▸ Material for this exercise

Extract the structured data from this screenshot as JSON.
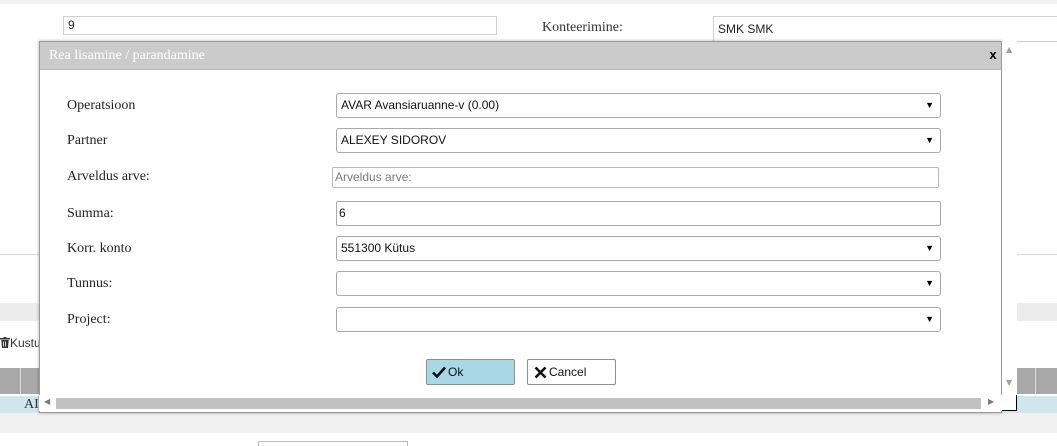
{
  "background": {
    "top_field_value": "9",
    "konteerimine_label": "Konteerimine:",
    "konteerimine_value": "SMK SMK",
    "toolbar_delete_label": "Kustu",
    "table_row_first_text": "AI"
  },
  "dialog": {
    "title": "Rea lisamine / parandamine",
    "close_label": "x",
    "fields": {
      "operatsioon": {
        "label": "Operatsioon",
        "value": "AVAR Avansiaruanne-v (0.00)"
      },
      "partner": {
        "label": "Partner",
        "value": "ALEXEY SIDOROV"
      },
      "arveldus": {
        "label": "Arveldus arve:",
        "placeholder": "Arveldus arve:"
      },
      "summa": {
        "label": "Summa:",
        "value": "6"
      },
      "korr_konto": {
        "label": "Korr. konto",
        "value": "551300 Kütus"
      },
      "tunnus": {
        "label": "Tunnus:",
        "value": ""
      },
      "project": {
        "label": "Project:",
        "value": ""
      }
    },
    "buttons": {
      "ok": "Ok",
      "cancel": "Cancel"
    }
  },
  "icons": {
    "dropdown": "triangle-down",
    "ok": "checkmark",
    "cancel": "x-mark",
    "delete": "trash"
  }
}
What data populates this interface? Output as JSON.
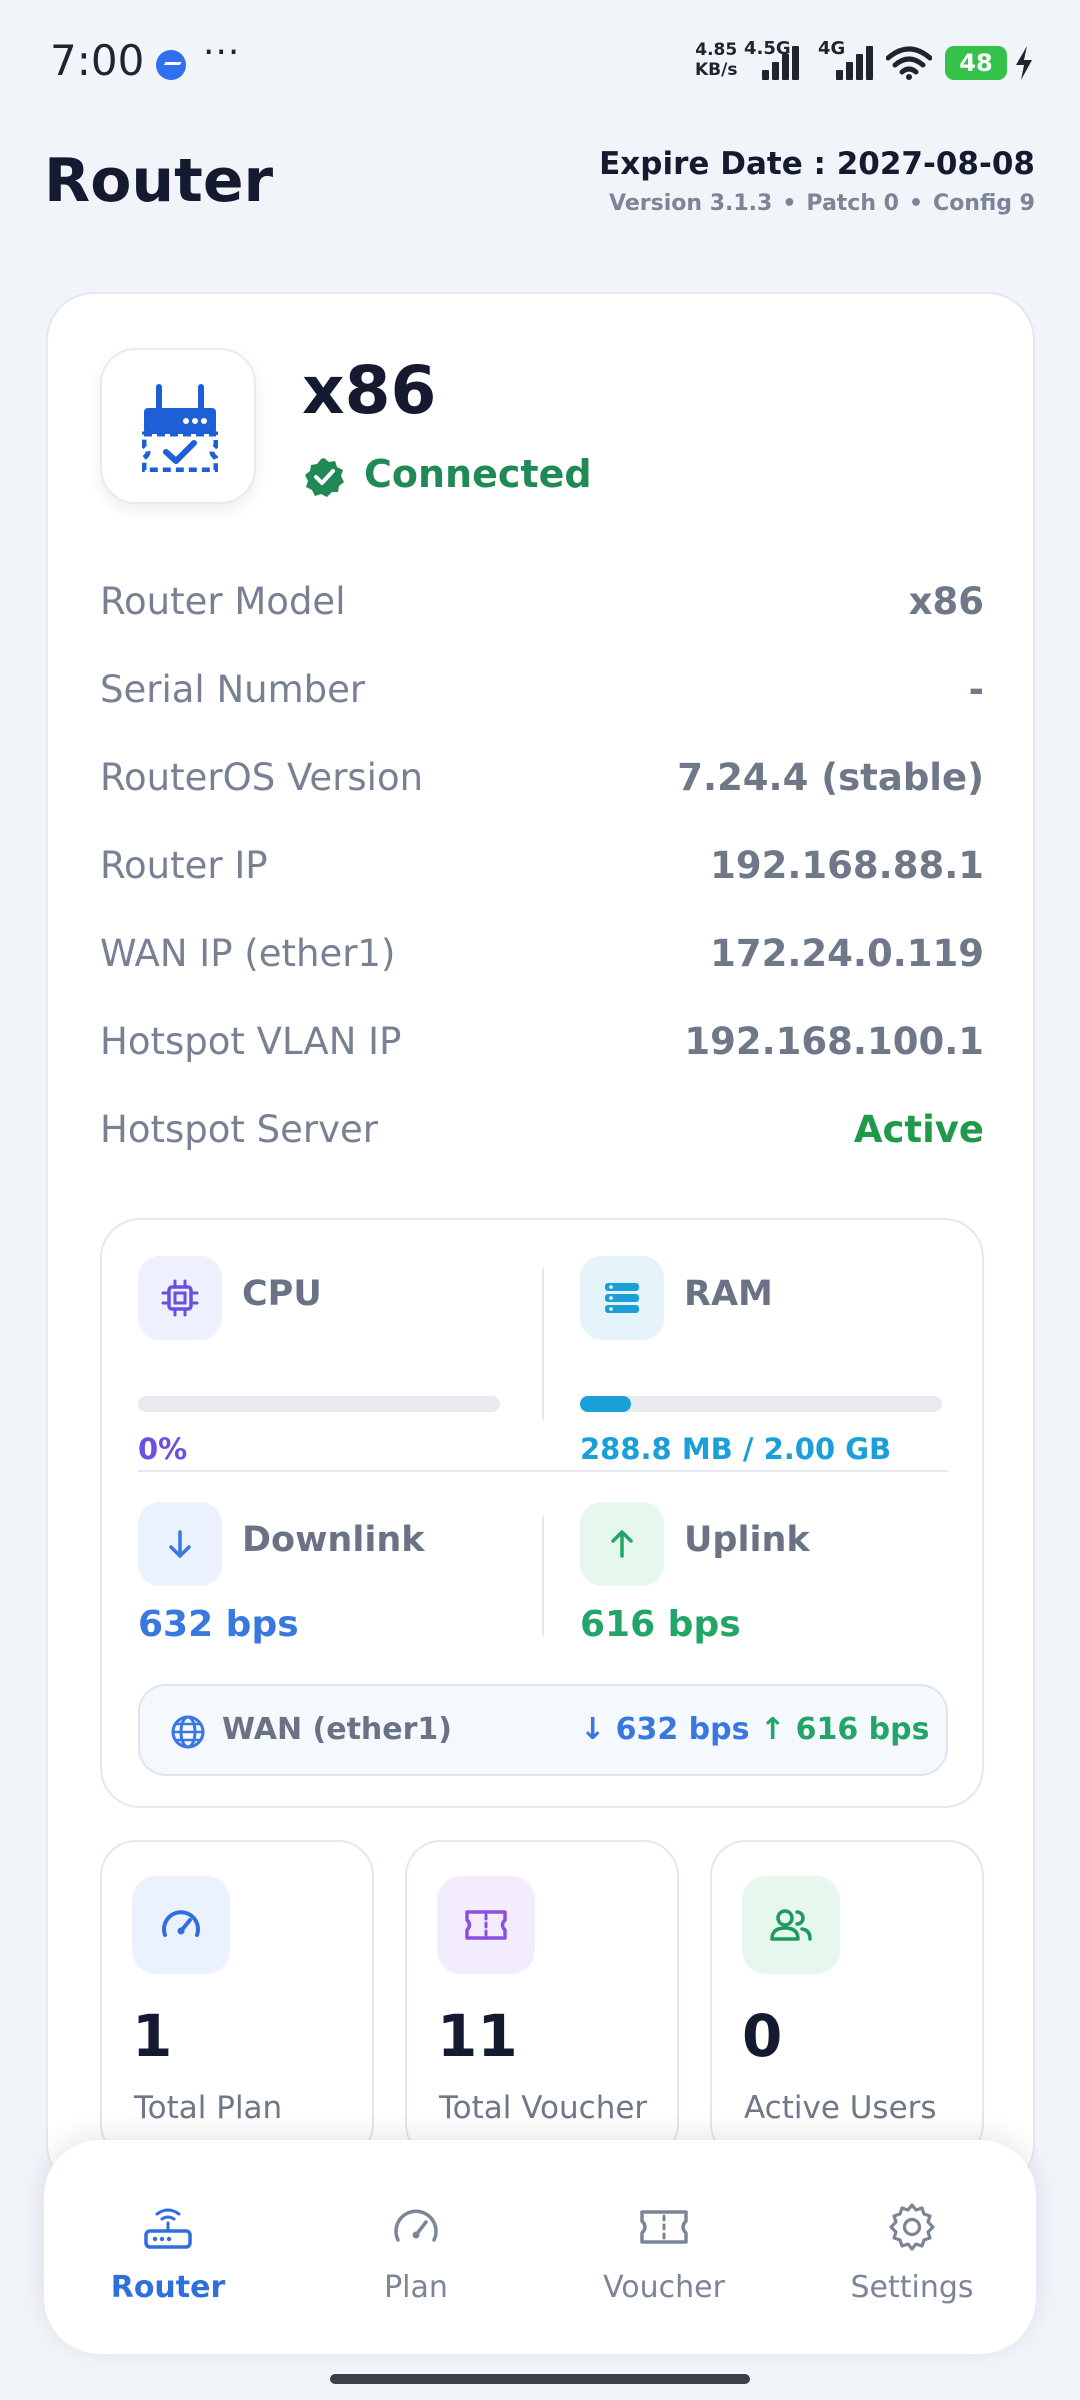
{
  "status_bar": {
    "time": "7:00",
    "network_speed_value": "4.85",
    "network_speed_unit": "KB/s",
    "net_type_1": "4.5G",
    "net_type_2": "4G",
    "battery": "48",
    "icons": [
      "messenger-icon",
      "more-dots-icon",
      "signal-icon",
      "wifi-icon",
      "battery-icon",
      "charging-icon"
    ]
  },
  "header": {
    "title": "Router",
    "expire": "Expire Date : 2027-08-08",
    "version": "Version 3.1.3",
    "patch": "Patch 0",
    "config": "Config 9",
    "separator": "•"
  },
  "router": {
    "name": "x86",
    "status": "Connected",
    "status_color": "#1f8a55",
    "icon": "router-icon"
  },
  "info": [
    {
      "label": "Router Model",
      "value": "x86"
    },
    {
      "label": "Serial Number",
      "value": "-"
    },
    {
      "label": "RouterOS Version",
      "value": "7.24.4 (stable)"
    },
    {
      "label": "Router IP",
      "value": "192.168.88.1"
    },
    {
      "label": "WAN IP (ether1)",
      "value": "172.24.0.119"
    },
    {
      "label": "Hotspot VLAN IP",
      "value": "192.168.100.1"
    },
    {
      "label": "Hotspot Server",
      "value": "Active"
    }
  ],
  "stats": {
    "cpu": {
      "title": "CPU",
      "value_text": "0%",
      "usage_fraction": 0.0,
      "color": "#6a4fe0"
    },
    "ram": {
      "title": "RAM",
      "value_text": "288.8 MB / 2.00 GB",
      "usage_fraction": 0.141,
      "color": "#1a9fd8"
    },
    "downlink": {
      "title": "Downlink",
      "value": "632 bps",
      "color": "#3878e0"
    },
    "uplink": {
      "title": "Uplink",
      "value": "616 bps",
      "color": "#22a566"
    },
    "wan": {
      "label": "WAN (ether1)",
      "down": "632 bps",
      "up": "616 bps"
    }
  },
  "summary": [
    {
      "number": "1",
      "label": "Total Plan",
      "icon": "speedometer-icon",
      "color": "#2f6fdd"
    },
    {
      "number": "11",
      "label": "Total Voucher",
      "icon": "ticket-icon",
      "color": "#8a4fe0"
    },
    {
      "number": "0",
      "label": "Active Users",
      "icon": "users-icon",
      "color": "#1f9a5e"
    }
  ],
  "nav": [
    {
      "label": "Router",
      "icon": "router-icon",
      "active": true
    },
    {
      "label": "Plan",
      "icon": "speedometer-icon",
      "active": false
    },
    {
      "label": "Voucher",
      "icon": "ticket-icon",
      "active": false
    },
    {
      "label": "Settings",
      "icon": "gear-icon",
      "active": false
    }
  ],
  "colors": {
    "accent": "#2f6fdd",
    "active_green": "#1f9a4a",
    "background": "#f1f4f9"
  }
}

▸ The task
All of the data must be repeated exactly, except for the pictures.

▸ Solution
Extract the structured data from this screenshot as JSON.
{
  "background": {
    "top_field_value": "9",
    "konteerimine_label": "Konteerimine:",
    "konteerimine_value": "SMK SMK",
    "toolbar_delete_label": "Kustu",
    "table_row_first_text": "AI"
  },
  "dialog": {
    "title": "Rea lisamine / parandamine",
    "close_label": "x",
    "fields": {
      "operatsioon": {
        "label": "Operatsioon",
        "value": "AVAR Avansiaruanne-v (0.00)"
      },
      "partner": {
        "label": "Partner",
        "value": "ALEXEY SIDOROV"
      },
      "arveldus": {
        "label": "Arveldus arve:",
        "placeholder": "Arveldus arve:"
      },
      "summa": {
        "label": "Summa:",
        "value": "6"
      },
      "korr_konto": {
        "label": "Korr. konto",
        "value": "551300 Kütus"
      },
      "tunnus": {
        "label": "Tunnus:",
        "value": ""
      },
      "project": {
        "label": "Project:",
        "value": ""
      }
    },
    "buttons": {
      "ok": "Ok",
      "cancel": "Cancel"
    }
  },
  "icons": {
    "dropdown": "triangle-down",
    "ok": "checkmark",
    "cancel": "x-mark",
    "delete": "trash"
  }
}
What data populates this interface? Output as JSON.
{
  "status_bar": {
    "time": "7:00",
    "network_speed_value": "4.85",
    "network_speed_unit": "KB/s",
    "net_type_1": "4.5G",
    "net_type_2": "4G",
    "battery": "48",
    "icons": [
      "messenger-icon",
      "more-dots-icon",
      "signal-icon",
      "wifi-icon",
      "battery-icon",
      "charging-icon"
    ]
  },
  "header": {
    "title": "Router",
    "expire": "Expire Date : 2027-08-08",
    "version": "Version 3.1.3",
    "patch": "Patch 0",
    "config": "Config 9",
    "separator": "•"
  },
  "router": {
    "name": "x86",
    "status": "Connected",
    "status_color": "#1f8a55",
    "icon": "router-icon"
  },
  "info": [
    {
      "label": "Router Model",
      "value": "x86"
    },
    {
      "label": "Serial Number",
      "value": "-"
    },
    {
      "label": "RouterOS Version",
      "value": "7.24.4 (stable)"
    },
    {
      "label": "Router IP",
      "value": "192.168.88.1"
    },
    {
      "label": "WAN IP (ether1)",
      "value": "172.24.0.119"
    },
    {
      "label": "Hotspot VLAN IP",
      "value": "192.168.100.1"
    },
    {
      "label": "Hotspot Server",
      "value": "Active"
    }
  ],
  "stats": {
    "cpu": {
      "title": "CPU",
      "value_text": "0%",
      "usage_fraction": 0.0,
      "color": "#6a4fe0"
    },
    "ram": {
      "title": "RAM",
      "value_text": "288.8 MB / 2.00 GB",
      "usage_fraction": 0.141,
      "color": "#1a9fd8"
    },
    "downlink": {
      "title": "Downlink",
      "value": "632 bps",
      "color": "#3878e0"
    },
    "uplink": {
      "title": "Uplink",
      "value": "616 bps",
      "color": "#22a566"
    },
    "wan": {
      "label": "WAN (ether1)",
      "down": "632 bps",
      "up": "616 bps"
    }
  },
  "summary": [
    {
      "number": "1",
      "label": "Total Plan",
      "icon": "speedometer-icon",
      "color": "#2f6fdd"
    },
    {
      "number": "11",
      "label": "Total Voucher",
      "icon": "ticket-icon",
      "color": "#8a4fe0"
    },
    {
      "number": "0",
      "label": "Active Users",
      "icon": "users-icon",
      "color": "#1f9a5e"
    }
  ],
  "nav": [
    {
      "label": "Router",
      "icon": "router-icon",
      "active": true
    },
    {
      "label": "Plan",
      "icon": "speedometer-icon",
      "active": false
    },
    {
      "label": "Voucher",
      "icon": "ticket-icon",
      "active": false
    },
    {
      "label": "Settings",
      "icon": "gear-icon",
      "active": false
    }
  ],
  "colors": {
    "accent": "#2f6fdd",
    "active_green": "#1f9a4a",
    "background": "#f1f4f9"
  }
}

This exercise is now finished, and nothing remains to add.